My worst expectations were confirmed as I dove in. I love good satire (the sort the Brits specialize in—think Evelyn Waugh); but this was silly satire—and of course good satire is anything but silly. But ...
But I kept "reading on." And then I couldn't stop. Stopping on my Cornwall hikes for a 5 min break, and pulling out the sweat-soaked book. On the pot—the ultimate accolade. And then I was done—and bereft that it was over. I could have delightfully imbibed another 375 pages of the life and tawdry times of Martin Lukes. (Lukes is the hapless protagonist; in fact the book purports to be his autobiographical musings: Who Moved My Blackberry, by Martin Lukes with Lucy Kellaway—as you can see, the satire begins on the cover.) In short, I loved the book. The "satire bit" is lovely—more important, Ms Kellaway exhibits that rarest of literary traits, the ability to create a compelling character, and to make one feel some empathy for a complete cad.
(On the other hand I do wonder just a little bit about LK's colleagues at the FT. Martin Lukes is an Olympic misogynist—where did Kellaway get the inspiration for that?)
On the other hand ...
Perhaps part of the reason I stuck so assiduously with Kellaway was pure, unadulterated relief from my parallel reading experience: A Woman in Berlin, by anonymous. It is unequivocally the most devastating book I have ever read. "Anonymous," whose name is actually known and who died in 2001, provides us, in 300pp, with a moment by moment (almost literally) diary of the life of a German woman-civilian in Berlin from 20 April 1945 to 22 June 1945, as the Russian occupation began with a matchless display of inhumanity. (Well, matchless save Hitler and his thugs.) The book makes Stephen King feel like a humorist. It is horrible. Horrible. Simply horrible. (Okay Lucy K, I guess I better understand the sources of unmitigated cynicism about all things human.) The horror unfolds, second by second, minute by minute. I read the book in, effectively, one sitting—but the sweat rolled off me and the words adhered to me as I read—I'd swear it took me 2 months to read (the time covered in the book) rather than the actual 8 or 9 hours.
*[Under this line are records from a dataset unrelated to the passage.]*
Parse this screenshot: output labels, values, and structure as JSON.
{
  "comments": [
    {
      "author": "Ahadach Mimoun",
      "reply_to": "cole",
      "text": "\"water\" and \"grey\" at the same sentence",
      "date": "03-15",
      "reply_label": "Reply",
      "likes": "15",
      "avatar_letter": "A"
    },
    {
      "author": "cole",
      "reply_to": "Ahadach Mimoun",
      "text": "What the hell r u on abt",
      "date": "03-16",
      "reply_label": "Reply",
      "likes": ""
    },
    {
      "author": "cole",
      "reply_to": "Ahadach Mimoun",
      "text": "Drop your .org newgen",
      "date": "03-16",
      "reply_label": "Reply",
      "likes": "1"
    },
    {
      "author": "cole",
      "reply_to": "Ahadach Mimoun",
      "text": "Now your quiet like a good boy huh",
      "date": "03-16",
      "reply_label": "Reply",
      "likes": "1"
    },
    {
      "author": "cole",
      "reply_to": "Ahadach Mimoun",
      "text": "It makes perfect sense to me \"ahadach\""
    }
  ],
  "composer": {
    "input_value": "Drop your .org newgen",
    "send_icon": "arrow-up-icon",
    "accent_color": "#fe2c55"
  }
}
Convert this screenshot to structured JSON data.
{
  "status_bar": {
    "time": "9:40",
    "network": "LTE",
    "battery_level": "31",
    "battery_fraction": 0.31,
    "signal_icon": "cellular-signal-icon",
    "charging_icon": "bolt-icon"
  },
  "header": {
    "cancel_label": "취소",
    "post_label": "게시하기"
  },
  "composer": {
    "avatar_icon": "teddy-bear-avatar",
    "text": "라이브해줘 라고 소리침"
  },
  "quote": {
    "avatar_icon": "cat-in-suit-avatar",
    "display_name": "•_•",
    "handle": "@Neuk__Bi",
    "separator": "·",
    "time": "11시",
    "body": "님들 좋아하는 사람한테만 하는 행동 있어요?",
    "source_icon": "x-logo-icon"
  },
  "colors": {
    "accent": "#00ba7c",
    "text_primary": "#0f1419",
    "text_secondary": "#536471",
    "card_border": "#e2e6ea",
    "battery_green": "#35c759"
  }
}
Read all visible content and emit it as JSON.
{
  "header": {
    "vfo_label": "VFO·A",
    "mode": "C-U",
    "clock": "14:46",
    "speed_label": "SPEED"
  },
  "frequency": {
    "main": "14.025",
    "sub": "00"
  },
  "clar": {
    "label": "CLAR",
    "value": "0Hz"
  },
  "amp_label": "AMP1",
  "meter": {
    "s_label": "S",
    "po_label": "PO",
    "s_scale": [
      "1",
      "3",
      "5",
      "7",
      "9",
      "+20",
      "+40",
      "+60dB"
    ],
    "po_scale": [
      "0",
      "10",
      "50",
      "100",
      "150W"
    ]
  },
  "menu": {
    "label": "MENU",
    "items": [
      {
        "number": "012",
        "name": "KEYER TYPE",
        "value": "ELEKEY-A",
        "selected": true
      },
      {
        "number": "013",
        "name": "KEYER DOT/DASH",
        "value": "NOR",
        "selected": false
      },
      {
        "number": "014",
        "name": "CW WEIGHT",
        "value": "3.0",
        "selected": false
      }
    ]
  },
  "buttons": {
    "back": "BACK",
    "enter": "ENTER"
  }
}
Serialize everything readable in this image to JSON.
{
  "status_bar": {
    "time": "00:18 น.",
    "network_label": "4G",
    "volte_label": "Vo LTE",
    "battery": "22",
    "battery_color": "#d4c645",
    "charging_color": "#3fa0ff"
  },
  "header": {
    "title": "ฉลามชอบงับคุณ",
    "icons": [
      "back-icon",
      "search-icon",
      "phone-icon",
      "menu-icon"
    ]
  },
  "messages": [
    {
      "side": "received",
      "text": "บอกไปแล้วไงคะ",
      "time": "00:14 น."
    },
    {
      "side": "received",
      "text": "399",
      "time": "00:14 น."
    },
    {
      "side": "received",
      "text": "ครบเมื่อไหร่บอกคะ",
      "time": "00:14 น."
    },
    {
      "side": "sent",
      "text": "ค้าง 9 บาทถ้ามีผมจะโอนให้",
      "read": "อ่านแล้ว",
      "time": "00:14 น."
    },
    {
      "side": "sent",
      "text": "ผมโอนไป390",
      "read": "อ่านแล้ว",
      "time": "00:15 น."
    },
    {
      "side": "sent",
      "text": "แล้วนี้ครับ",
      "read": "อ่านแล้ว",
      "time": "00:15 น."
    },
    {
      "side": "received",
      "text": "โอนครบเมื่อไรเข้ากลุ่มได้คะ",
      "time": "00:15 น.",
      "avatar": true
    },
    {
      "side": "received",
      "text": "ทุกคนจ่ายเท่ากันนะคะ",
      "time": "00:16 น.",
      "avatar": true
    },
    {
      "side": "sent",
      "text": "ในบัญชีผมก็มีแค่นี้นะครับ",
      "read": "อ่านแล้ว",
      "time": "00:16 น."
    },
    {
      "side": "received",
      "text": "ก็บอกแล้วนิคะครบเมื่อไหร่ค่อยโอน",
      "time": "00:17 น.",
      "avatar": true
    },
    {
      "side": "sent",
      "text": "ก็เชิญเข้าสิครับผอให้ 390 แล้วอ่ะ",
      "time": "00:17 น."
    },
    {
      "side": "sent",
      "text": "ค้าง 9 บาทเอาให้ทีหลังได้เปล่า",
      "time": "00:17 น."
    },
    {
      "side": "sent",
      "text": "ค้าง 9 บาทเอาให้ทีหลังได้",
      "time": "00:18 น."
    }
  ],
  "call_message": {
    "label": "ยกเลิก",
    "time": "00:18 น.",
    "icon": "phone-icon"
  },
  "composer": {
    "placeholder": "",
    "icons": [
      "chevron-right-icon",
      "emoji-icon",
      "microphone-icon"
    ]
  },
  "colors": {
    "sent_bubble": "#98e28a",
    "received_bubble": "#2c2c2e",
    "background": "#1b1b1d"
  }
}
I am woefully incapable of accurate description. The following couple of blurbs will have to suffice: "One of the essential books for understanding war and life."—A.S. Byatt. "One of the most extraordinary and moving books I have read."—Antonia Fraser. "... both an important work of social history and a remarkable human document"—the Independent on Sunday. "Among the most chilling indictments of war I have ever read. ... Everybody ought to read it."—Arundhati Roy. "Reading A Woman in Berlin in one afternoon is an unnerving sensory experience: the walls close in, the air thickens ... It leaves a deep scar."—Simon Garfield, the Observer.
I can't say I recommend the book in the ordinary sense of that word. I can say you might consider reading it—but you must have fortitude to do so.
Two more Special Presentations. The first summarizes my view of the world—and how it contrasts with conventional wisdom (more or less—I admit I caricature the "bad guys" somewhat. [Them v. Us]
Speaking to a Small (SME, actually) Biz group today. The Special Presentation is (more or less) what I've learned—personally—about small business in the last 25 years of struggle. [TP Lessons] (Though as of 30 June I will have scored 98 consecutive profitable quarters—every one since birth. Knock on wood!).